There are two rooms available to guests to rent out to play video games on the XBox One or PlayStation 4.

The concessions area offers Coke products and a variety of food options, including hot dogs, nachos and pizza provided by Gatti’s Pizza.

In March, Jitterbug’z owner, Brad Billington, began the process of opening the dance club and arcade.   Before opening Jitterbug’z, Billington’s business across the state line lost customers, in part because of the Murray City Council vote to extend drinking hours to 1:30 a.m. in October 2013, he said.

“We previously owned Cosmo’s, which was a bar, in Puryear, Tenn.,” Billington said. “We decided once Murray extended their drinking hours, it kind of hurt business. We thought we could do something to bring the crowd back, but our only other option was to move to Murray and try out the (the dance club and arcade) on the youth first to see how it would go over.”

Billington said  Cosmo’s went from 350 to 400 customers every Saturday night to 90 people as soon as the drinking hours were extended.

After three months of renovations, Jitterbug’z opened to the public mid-summer. Billington, his wife and his father-in-law opened the business’ doors to teens for dance nights, birthday parties and as a place to hang out. Billington said, however, the high school and middle school students did not show as much interest as expected.

“We had an issue with the high schoolers and middle schoolers dwelling together,” Billington said. “The high schoolers don’t really want to hang out with the middle schoolers, and that kind of threw us off. But now, we are venturing to many other things.”

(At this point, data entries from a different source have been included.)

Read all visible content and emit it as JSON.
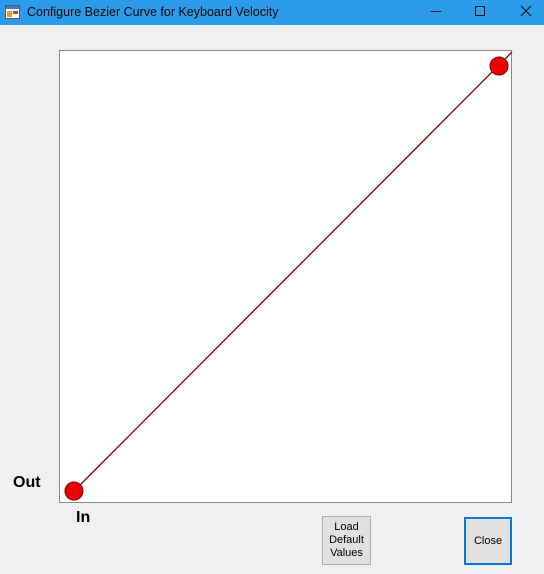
{
  "window": {
    "title": "Configure Bezier Curve for Keyboard Velocity",
    "icon": "app-window-icon",
    "controls": {
      "minimize": "minimize-icon",
      "maximize": "maximize-icon",
      "close": "close-icon"
    }
  },
  "editor": {
    "y_axis_label": "Out",
    "x_axis_label": "In",
    "colors": {
      "curve": "#7a0000",
      "handle_fill": "#ee0000",
      "handle_stroke": "#7a0000",
      "background": "#ffffff"
    }
  },
  "buttons": {
    "load_default": "Load Default Values",
    "close": "Close"
  }
}
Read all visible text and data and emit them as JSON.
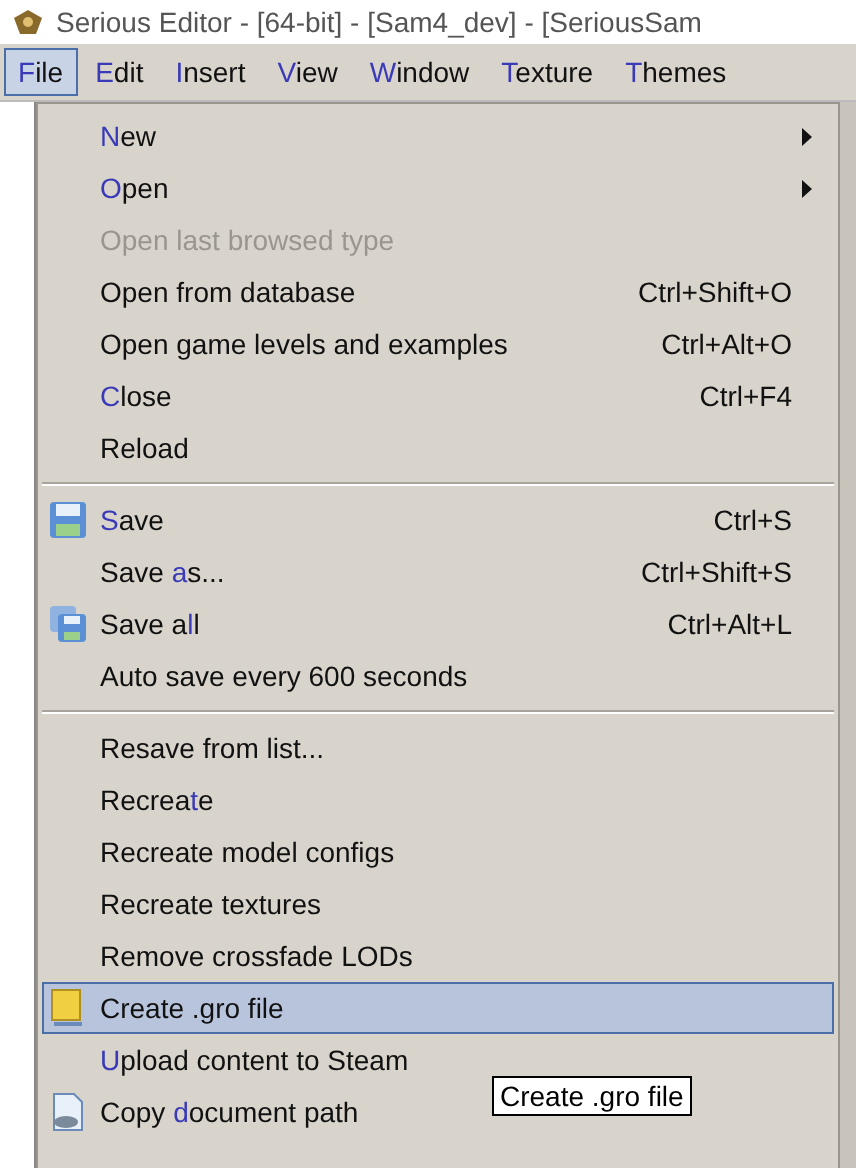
{
  "window": {
    "title": "Serious Editor - [64-bit] - [Sam4_dev] - [SeriousSam"
  },
  "menubar": [
    {
      "key": "F",
      "after": "ile",
      "selected": true
    },
    {
      "key": "E",
      "after": "dit",
      "selected": false
    },
    {
      "key": "I",
      "after": "nsert",
      "selected": false
    },
    {
      "key": "V",
      "after": "iew",
      "selected": false
    },
    {
      "key": "W",
      "after": "indow",
      "selected": false
    },
    {
      "key": "T",
      "after": "exture",
      "selected": false
    },
    {
      "key": "T",
      "after": "hemes",
      "selected": false
    }
  ],
  "menu": [
    {
      "kind": "item",
      "key": "N",
      "after": "ew",
      "submenu": true,
      "disabled": false,
      "selected": false
    },
    {
      "kind": "item",
      "key": "O",
      "after": "pen",
      "submenu": true,
      "disabled": false,
      "selected": false
    },
    {
      "kind": "item",
      "before": "Open last browsed type",
      "submenu": false,
      "disabled": true,
      "selected": false
    },
    {
      "kind": "item",
      "before": "Open from database",
      "shortcut": "Ctrl+Shift+O",
      "submenu": false,
      "disabled": false,
      "selected": false
    },
    {
      "kind": "item",
      "before": "Open game levels and examples",
      "shortcut": "Ctrl+Alt+O",
      "submenu": false,
      "disabled": false,
      "selected": false
    },
    {
      "kind": "item",
      "key": "C",
      "after": "lose",
      "shortcut": "Ctrl+F4",
      "submenu": false,
      "disabled": false,
      "selected": false
    },
    {
      "kind": "item",
      "before": "Reload",
      "submenu": false,
      "disabled": false,
      "selected": false
    },
    {
      "kind": "separator"
    },
    {
      "kind": "item",
      "key": "S",
      "after": "ave",
      "shortcut": "Ctrl+S",
      "submenu": false,
      "disabled": false,
      "selected": false
    },
    {
      "kind": "item",
      "before": "Save ",
      "key": "a",
      "after": "s...",
      "shortcut": "Ctrl+Shift+S",
      "submenu": false,
      "disabled": false,
      "selected": false
    },
    {
      "kind": "item",
      "before": "Save a",
      "key": "l",
      "after": "l",
      "shortcut": "Ctrl+Alt+L",
      "submenu": false,
      "disabled": false,
      "selected": false
    },
    {
      "kind": "item",
      "before": "Auto save every 600 seconds",
      "submenu": false,
      "disabled": false,
      "selected": false
    },
    {
      "kind": "separator"
    },
    {
      "kind": "item",
      "before": "Resave from list...",
      "submenu": false,
      "disabled": false,
      "selected": false
    },
    {
      "kind": "item",
      "before": "Recrea",
      "key": "t",
      "after": "e",
      "submenu": false,
      "disabled": false,
      "selected": false
    },
    {
      "kind": "item",
      "before": "Recreate model configs",
      "submenu": false,
      "disabled": false,
      "selected": false
    },
    {
      "kind": "item",
      "before": "Recreate textures",
      "submenu": false,
      "disabled": false,
      "selected": false
    },
    {
      "kind": "item",
      "before": "Remove crossfade LODs",
      "submenu": false,
      "disabled": false,
      "selected": false
    },
    {
      "kind": "item",
      "before": "Create .gro file",
      "submenu": false,
      "disabled": false,
      "selected": true
    },
    {
      "kind": "item",
      "key": "U",
      "after": "pload content to Steam",
      "submenu": false,
      "disabled": false,
      "selected": false
    },
    {
      "kind": "item",
      "before": "Copy ",
      "key": "d",
      "after": "ocument path",
      "submenu": false,
      "disabled": false,
      "selected": false
    }
  ],
  "tooltip": "Create .gro file"
}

In the interest of attracting more faces to Jitterbug’z, Billington and his family members brainstormed ways to have a little something for every age group.

Wednesday night is now host to line dancing for anyone ages 18 and up. Thursday nights are reserved for college students. For now, Friday nights are open for 18 and under.

The business has allowed groups of college students to host dance parties and other events there as well.

“We allowed a fraternity to host a back to school bash and that went over really well,” Billington said. “We had 360 people attend. We stopped at 360 – our capacity is about 400, but I don’t think we should try to fit 400 people in there.”

While the original intent to target the youth in the area did not work out as well for Jitterbug’z, Billington said overall, Jitterbug’z ventures to branch out and bring in more people have been successful.

“I know how it is with new business,” Billington said. “No new business just pops off unless you’re the Cook Out and you just get lucky one day when McDonald’s is shut down. Something new like this takes a little while to catch on. The good thing is we don’t get the same kids every Friday. We are starting to see new faces.”

Billington said he looks forward to the opportunities he will have to expand the business and provide a place to cut a rug for not only college students, but the entire community.

Story by Hunter HarrellFeatures Editor